TASK STATEMENT ->
Return each line of the records below in which the string "kind" turns up.

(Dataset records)
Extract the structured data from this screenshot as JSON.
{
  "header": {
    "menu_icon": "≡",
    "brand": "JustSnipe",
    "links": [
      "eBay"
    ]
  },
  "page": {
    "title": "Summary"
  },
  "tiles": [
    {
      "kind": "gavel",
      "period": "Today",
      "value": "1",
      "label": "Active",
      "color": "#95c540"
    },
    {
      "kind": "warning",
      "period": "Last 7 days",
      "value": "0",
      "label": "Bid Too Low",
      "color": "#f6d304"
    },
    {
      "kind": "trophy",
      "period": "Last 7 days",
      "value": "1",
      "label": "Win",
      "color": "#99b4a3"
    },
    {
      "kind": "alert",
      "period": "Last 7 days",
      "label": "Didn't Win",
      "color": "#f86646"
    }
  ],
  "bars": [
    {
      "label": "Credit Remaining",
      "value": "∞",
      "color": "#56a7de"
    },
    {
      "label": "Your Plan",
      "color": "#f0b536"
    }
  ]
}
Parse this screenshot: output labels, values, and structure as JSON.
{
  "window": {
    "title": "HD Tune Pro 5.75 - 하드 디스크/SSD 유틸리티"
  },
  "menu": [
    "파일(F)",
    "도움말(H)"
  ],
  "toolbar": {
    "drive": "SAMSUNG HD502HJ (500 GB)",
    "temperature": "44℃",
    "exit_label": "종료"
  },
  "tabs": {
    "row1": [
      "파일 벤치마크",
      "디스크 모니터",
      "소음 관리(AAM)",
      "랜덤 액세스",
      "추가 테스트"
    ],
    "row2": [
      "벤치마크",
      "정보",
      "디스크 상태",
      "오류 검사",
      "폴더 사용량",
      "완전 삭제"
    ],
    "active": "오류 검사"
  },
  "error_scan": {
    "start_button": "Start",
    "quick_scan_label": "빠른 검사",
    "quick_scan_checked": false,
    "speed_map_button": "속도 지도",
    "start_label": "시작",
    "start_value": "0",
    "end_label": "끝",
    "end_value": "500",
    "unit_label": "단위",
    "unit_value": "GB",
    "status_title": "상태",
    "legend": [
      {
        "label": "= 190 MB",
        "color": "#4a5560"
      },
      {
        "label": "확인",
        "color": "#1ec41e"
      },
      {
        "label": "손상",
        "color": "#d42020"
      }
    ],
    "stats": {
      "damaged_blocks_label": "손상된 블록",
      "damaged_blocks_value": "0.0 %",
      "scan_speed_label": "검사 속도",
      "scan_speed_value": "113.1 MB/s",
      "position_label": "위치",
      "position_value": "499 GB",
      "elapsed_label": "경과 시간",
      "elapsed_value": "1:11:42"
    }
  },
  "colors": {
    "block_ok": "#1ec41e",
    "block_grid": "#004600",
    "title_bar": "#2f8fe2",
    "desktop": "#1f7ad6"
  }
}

RESPONSE TO THIS EXERCISE ->
      "kind": "gavel",
      "kind": "warning",
      "kind": "trophy",
      "kind": "alert",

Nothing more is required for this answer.